Task details
Find every line in the entries that holds the string "title" and report it.

[Start of Attachment]

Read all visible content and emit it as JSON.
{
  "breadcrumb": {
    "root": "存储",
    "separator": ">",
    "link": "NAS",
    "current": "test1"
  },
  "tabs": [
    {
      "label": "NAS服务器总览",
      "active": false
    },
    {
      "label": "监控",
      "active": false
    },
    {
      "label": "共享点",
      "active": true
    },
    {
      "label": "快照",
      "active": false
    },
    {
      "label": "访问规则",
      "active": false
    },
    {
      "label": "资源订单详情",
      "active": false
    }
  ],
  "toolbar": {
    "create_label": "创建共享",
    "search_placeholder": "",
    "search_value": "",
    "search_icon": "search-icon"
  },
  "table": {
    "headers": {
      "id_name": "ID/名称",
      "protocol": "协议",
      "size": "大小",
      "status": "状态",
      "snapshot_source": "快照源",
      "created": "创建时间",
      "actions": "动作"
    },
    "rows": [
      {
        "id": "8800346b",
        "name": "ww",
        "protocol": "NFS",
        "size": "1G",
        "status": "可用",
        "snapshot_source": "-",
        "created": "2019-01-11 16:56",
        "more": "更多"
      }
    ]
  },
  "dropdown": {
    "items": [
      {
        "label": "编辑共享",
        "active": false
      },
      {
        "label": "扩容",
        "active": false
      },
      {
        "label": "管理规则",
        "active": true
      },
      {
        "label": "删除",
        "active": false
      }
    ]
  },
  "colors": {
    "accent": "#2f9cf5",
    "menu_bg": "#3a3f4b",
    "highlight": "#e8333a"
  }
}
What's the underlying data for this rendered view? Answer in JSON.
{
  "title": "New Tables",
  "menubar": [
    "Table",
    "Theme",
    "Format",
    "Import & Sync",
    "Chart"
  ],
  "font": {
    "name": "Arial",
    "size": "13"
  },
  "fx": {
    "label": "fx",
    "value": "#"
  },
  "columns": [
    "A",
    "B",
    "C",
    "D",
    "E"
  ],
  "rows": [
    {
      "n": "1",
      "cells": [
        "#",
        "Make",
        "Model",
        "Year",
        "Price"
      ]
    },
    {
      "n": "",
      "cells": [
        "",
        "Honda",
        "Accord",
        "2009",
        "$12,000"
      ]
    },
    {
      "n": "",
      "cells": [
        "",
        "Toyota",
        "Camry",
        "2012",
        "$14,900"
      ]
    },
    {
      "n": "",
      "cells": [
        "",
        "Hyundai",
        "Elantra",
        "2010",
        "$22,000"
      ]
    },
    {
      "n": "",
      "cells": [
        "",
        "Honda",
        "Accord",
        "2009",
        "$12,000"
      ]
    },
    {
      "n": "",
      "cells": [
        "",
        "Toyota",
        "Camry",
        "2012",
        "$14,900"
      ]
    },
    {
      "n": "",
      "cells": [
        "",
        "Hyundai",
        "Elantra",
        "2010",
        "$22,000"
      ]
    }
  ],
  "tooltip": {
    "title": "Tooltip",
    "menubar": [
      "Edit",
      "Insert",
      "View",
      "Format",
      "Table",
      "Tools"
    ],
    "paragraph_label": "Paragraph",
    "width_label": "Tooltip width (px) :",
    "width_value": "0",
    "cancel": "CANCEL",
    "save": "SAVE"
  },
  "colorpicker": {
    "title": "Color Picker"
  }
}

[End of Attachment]

Answer to the problem
  "title": "New Tables",
    "title": "Tooltip",
    "title": "Color Picker"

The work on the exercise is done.